    Shawn F., The age thing matters to you much more more than people with 30-40 years of riding experience I guess. To a rider like me, I base my opinions on things I’ve learned the hard way over 42 years of riding and leave “Coolness” to people more interested in the “Trends”.

    In the old days (30′s, 40, 50′s), or the days that everyone under 30 is trying to relive now, bikes had no suspension, because it hadn’t been invented yet.
    Guys had no choice. They weren’t being stylish or trendy, it’s all that anyone could buy. Now you can have a good ride that sticks to the road instead of getting air over bumps or having a flexy-flyer frame or running on semi-flat tires to try to get back to the feel of suspension without the stigma of safety and decent handling.

    Rigids are about style, not motorcycle riding.

  • Sportster Cafe

    If you were ridding a GSXR you probably would have meant God, because you would have been going to fast! Don’t talk trendy to me, I have been riding longer then you, I ride what I want to, and don’t worry about trends!

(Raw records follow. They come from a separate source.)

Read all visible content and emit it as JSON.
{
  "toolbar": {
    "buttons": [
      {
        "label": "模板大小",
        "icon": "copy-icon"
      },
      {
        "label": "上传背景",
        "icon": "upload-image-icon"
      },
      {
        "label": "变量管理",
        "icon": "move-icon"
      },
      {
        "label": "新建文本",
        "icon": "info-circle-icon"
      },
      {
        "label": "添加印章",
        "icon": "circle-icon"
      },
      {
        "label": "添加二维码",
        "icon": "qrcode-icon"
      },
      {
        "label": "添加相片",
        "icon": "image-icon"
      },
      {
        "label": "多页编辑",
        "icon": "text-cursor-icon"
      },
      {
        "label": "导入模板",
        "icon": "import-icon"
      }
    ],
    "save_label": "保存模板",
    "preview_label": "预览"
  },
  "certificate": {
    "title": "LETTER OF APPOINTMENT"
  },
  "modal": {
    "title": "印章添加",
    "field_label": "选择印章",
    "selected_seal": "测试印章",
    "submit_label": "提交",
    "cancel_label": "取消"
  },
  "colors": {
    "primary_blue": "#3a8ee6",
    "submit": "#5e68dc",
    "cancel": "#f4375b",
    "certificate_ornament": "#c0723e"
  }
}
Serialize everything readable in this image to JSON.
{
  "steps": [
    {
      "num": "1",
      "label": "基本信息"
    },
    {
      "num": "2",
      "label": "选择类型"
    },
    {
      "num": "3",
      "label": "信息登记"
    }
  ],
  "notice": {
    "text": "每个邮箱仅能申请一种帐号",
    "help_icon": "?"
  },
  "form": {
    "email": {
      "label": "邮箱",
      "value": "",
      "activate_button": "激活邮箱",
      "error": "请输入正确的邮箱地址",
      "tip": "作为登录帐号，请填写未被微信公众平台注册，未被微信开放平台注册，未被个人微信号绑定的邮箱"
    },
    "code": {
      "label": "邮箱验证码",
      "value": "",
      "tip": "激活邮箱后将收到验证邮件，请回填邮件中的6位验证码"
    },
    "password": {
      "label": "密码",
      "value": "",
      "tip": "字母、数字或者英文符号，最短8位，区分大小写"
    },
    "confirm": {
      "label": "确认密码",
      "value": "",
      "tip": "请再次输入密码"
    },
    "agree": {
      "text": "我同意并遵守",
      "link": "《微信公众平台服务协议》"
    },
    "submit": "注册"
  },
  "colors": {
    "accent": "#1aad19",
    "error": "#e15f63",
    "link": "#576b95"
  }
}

Besides, the whole chopper trend is going away, the RUBs are of to ruin cafe racers. As for whats a good bike, apparently, unlike you I have a choice of which bike to use for that particular days ride! Yes, I am lucky.

  • Mule

    If I was “ridding” a GSXR (I don’t have one), it would because I wanted to. Should we all rid rigids just to keep us from speeding? No thanks, I can do it by way of wrist/throttle control. But I get your point, Sportbike equals Insanity.

    Personally, I have only a passing interest in sportbikes, but I can fully appreciate the advances in technology that have been made. Yes I like simplicity in bike design, no doubt about that, and antiques are cool as hell, but to me, the only bike that has credibilty with a rigid or no rear suspension is a speedway bike. They are highly functional and compete on a billiard table smooth surface. And they run low tire pressure for traction and don’t ride with their full weight in the saddle. So thats apples and oranges.

    The whole chopper trend is going away? Finally! I thought the day would never come! The downside is those darn RUBS are now out to ruin Cafe Racers! Damn the bad luck. We’ll, at least they’ll be leaving the rigids to the lucky guys that have a choice on what they want to rid.

    Would you drive a rigid car or truck? Hell no. Well, I don’t think I would anyway, if given a choice. Rigids look cool and clean in the back half, no argument there. But beyond that, what’s the justifcation for building one?

  • http://vx800-restoration.blogspot.com Stephen F.

    Jesse Rooke definitely has skill or has hired someone who does, but his bikes are all of that variety of “bling” that I associate with rap music videos and Southern California culture which includes slamming your 4WD SUV then putting 22″ rims with low profile tires on them, painting that damn repetitive small logo all over things like you see on the Louis Vuitton purses etc. It’s more of a hey look at me! style that comes from the culture of having so much money that you can afford to buy ridiculously wasteful and backwards things just because they are so unique.
    I like how he’s personally redefined the word “scrambler” to be a hard tail chopper/bobber 1400cc or larger v-twin.